This was an interactive panel that involved lively dialog between the audience and the panelists.
Some of the themes covered include:
Openness and open measurement
Open measurement means scientifically replicable results. Measurements must be conducted openly at every step so that researchers and the global internet community can verify their accuracy, and improve the methodologies in time with the complex and dynamic changes continually taking place across networks. Regulators and policy makers must rely on this open, scientifically-verifiable information in order to maintain public trust and accountability.
Globally consistent metrics
The Internet is a network of networks, spanning the globe. There is no single, centralized point from which accurate observation can be conducted. As such measurement must reflect this, crossing boundaries and regions in order to comprise a source of information that represents the state of the Internet as a global whole. Ensuring that methodologies and measurement infrastructure is consistent globally is important to create an accurate and complete picture of Internet health.

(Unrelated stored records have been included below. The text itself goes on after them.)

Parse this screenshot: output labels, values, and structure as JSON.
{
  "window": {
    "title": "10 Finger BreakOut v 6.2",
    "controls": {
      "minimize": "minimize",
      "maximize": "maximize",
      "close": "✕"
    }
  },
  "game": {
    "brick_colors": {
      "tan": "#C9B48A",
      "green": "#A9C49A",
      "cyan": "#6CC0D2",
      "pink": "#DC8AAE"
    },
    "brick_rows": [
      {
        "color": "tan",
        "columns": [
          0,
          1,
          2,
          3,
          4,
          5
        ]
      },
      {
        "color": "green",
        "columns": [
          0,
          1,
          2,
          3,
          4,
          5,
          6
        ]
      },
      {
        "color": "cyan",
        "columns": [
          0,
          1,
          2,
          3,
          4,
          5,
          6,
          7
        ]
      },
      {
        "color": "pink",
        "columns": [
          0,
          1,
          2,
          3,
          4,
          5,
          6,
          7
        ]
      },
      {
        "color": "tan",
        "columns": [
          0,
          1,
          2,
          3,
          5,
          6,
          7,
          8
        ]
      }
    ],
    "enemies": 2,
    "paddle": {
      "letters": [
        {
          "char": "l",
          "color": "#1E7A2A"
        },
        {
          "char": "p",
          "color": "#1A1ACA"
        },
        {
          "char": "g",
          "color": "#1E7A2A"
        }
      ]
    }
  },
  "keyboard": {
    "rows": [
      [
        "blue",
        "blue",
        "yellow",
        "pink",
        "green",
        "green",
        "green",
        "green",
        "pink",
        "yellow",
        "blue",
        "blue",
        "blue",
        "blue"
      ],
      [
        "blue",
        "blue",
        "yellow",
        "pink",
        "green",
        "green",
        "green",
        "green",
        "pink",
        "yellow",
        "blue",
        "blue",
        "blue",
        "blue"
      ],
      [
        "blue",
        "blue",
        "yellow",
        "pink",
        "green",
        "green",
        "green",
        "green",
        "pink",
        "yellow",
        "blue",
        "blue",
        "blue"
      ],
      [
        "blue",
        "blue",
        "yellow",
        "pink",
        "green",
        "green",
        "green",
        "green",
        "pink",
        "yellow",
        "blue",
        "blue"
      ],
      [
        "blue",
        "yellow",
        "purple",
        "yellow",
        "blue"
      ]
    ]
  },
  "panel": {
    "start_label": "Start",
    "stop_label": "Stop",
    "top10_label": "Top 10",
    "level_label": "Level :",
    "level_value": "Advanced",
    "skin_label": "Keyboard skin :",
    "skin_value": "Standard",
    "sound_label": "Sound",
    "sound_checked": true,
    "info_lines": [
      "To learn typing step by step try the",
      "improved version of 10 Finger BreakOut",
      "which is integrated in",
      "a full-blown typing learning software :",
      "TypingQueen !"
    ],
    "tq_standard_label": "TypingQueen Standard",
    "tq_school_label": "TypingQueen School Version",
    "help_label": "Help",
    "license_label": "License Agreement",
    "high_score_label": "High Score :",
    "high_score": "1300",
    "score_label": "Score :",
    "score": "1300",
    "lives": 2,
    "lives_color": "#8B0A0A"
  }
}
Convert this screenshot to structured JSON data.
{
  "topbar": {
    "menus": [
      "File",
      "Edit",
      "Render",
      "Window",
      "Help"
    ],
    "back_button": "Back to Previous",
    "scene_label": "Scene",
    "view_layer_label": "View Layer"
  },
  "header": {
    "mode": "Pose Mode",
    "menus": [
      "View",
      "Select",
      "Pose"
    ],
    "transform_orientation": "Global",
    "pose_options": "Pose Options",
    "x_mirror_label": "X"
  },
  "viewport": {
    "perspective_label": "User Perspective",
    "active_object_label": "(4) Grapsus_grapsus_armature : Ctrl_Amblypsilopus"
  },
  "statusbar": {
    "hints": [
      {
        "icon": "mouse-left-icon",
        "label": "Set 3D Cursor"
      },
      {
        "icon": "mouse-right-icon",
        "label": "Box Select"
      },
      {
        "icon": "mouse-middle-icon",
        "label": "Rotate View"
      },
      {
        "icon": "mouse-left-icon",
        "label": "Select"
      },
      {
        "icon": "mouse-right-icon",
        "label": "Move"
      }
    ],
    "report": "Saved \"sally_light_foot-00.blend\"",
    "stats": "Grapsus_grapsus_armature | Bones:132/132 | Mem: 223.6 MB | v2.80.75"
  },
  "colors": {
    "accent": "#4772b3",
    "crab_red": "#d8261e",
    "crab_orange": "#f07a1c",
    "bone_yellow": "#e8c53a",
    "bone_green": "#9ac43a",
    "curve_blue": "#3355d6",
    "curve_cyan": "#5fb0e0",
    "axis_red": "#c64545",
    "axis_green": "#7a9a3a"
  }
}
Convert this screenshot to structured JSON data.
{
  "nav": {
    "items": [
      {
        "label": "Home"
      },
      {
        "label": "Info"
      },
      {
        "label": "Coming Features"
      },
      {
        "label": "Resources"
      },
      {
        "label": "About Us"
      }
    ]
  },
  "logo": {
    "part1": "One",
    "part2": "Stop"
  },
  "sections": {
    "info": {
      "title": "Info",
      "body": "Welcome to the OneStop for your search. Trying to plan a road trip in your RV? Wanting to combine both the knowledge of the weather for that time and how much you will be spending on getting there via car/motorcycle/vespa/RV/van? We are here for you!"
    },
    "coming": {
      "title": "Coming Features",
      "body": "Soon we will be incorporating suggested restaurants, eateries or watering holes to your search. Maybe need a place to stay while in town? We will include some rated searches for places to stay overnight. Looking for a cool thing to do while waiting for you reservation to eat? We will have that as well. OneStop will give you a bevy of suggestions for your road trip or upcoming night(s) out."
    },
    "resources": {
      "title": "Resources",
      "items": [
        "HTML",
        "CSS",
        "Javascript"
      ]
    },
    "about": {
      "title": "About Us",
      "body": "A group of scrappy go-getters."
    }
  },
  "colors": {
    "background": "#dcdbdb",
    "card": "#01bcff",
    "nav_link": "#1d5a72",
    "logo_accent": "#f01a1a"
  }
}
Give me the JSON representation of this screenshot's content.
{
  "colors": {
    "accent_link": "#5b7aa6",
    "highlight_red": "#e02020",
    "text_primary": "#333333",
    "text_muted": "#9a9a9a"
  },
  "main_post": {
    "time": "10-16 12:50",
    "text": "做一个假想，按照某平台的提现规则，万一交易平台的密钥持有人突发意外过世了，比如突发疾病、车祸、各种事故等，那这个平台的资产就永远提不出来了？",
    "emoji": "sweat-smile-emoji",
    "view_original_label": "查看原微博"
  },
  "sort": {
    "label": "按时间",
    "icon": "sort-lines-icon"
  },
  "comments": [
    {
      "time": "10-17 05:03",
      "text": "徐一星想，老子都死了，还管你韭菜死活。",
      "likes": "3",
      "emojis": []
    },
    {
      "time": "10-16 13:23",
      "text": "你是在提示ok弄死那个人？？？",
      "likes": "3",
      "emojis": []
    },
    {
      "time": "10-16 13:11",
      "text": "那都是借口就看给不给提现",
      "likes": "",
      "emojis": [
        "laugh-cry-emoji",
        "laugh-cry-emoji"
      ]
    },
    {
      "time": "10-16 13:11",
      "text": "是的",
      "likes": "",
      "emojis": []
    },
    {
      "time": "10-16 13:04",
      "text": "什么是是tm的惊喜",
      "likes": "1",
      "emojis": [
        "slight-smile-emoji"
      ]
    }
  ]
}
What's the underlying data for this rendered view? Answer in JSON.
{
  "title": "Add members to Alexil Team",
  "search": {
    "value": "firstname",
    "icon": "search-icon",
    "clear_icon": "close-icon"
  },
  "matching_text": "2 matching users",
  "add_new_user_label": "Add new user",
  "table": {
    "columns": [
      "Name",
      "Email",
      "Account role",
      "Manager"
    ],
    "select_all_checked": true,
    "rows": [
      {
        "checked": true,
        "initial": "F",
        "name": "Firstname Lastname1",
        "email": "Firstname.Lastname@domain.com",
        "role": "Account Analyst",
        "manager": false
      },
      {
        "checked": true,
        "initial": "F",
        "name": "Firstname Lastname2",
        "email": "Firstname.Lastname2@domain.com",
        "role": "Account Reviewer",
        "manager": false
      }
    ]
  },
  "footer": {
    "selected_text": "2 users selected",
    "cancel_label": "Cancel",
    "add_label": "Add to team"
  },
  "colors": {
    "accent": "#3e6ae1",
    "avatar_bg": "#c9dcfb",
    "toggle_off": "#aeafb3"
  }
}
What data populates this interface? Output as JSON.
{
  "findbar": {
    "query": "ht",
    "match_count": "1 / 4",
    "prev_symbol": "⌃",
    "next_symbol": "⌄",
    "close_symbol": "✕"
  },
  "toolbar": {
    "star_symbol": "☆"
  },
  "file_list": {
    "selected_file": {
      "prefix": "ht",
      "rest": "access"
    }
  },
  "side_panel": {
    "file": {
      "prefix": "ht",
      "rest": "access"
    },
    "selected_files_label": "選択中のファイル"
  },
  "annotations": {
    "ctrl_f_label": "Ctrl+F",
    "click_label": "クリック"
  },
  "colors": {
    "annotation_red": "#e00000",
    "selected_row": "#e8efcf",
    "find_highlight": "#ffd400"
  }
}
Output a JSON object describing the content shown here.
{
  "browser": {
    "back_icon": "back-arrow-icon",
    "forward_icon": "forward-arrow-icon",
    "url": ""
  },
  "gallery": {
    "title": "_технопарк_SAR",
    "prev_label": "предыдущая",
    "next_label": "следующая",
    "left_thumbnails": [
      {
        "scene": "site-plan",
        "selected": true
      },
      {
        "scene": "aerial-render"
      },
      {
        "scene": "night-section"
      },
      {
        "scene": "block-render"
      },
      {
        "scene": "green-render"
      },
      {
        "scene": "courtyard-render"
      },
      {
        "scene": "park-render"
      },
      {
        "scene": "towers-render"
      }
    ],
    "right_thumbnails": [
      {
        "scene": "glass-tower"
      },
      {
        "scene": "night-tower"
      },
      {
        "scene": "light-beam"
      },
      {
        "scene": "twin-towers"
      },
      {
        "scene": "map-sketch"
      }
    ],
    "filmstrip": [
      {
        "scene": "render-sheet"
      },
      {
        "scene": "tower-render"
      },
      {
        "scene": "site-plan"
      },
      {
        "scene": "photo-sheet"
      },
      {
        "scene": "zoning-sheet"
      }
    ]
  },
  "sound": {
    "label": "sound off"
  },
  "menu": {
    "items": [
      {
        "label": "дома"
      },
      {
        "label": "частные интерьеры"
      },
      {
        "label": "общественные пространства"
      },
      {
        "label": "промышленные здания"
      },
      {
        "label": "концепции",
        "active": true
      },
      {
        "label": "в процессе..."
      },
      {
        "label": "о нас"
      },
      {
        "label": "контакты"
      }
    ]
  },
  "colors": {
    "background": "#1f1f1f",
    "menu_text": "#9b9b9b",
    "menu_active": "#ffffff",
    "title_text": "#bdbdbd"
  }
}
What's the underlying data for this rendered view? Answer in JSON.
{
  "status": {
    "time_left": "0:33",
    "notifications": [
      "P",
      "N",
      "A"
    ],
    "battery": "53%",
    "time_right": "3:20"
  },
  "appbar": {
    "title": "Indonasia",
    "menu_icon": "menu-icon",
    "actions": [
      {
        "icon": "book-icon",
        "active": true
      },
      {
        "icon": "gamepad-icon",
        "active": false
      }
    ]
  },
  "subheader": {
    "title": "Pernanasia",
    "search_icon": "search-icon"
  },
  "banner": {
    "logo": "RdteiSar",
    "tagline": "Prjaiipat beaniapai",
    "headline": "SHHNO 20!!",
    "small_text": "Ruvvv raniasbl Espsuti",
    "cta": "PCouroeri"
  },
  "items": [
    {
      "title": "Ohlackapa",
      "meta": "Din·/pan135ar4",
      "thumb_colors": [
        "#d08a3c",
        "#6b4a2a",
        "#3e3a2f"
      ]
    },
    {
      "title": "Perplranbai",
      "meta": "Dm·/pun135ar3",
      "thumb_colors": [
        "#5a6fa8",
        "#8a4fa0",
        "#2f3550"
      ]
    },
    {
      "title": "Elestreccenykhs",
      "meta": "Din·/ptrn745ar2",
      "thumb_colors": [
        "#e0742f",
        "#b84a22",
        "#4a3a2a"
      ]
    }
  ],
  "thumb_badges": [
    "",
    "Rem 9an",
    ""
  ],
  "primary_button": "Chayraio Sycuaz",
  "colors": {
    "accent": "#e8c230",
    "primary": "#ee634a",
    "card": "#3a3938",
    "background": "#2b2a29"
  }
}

Internet users should have access to a clear source of intelligible information about the way the networks they rely on and pay to access are functioning, and whether a problem they are experiencing is caused by their ISP, another ISP, or an issue elsewhere. Networks must serve individuals and communities, and to do this it is crucial that an accountable source of information about what happens to user data when it traverses networks is made available, creating a standard of user agency and data-based accountability.
Regulators and those responsible for crafting internet policy must rely on good data. This is a given. Given the complexity and dynamism of the global Internet, it is important that new and scientifically-sound processes for obtaining and ensuring good data be adopted at the regulatory level. Specifically, data gathered on the performance and health of the Internet must be obtained through scientifically-sound methodologies. To ensure that these methodologies keep pace with the changes and idiosyncrasies of global networks, it is crucial that the data and the process by which it is obtained remain open to scrutiny by anyone. Only in this way can the global Internet community collaborate to inform this process, and work together to ensure that the methods for data collection match the reality of changing networks.
Nurturing the multi-stakeholder Internet
The internet is the product of diverse constituencies cooperating in surprising and productive ways across diverse regional and other boundaries. To maintain the Internet as a force for economic and social development, it is crucial that information on how the Internet is performing at all layers be available to these broad constituencies. A multi-stakeholder Internet requires a source of sound, verifiable information available to all stakeholders.
Maintaining user privacy
Data is crucial, and so is protecting individual privacy. With this in mind, the community working on creating and maintaining sources of open data is urged to ensure that measurements that contribute to this knowledge measure networks, and not users. To ensure accurate, scientifically-verifiable, and thus necessarily open data, this challenge must be taken seriously.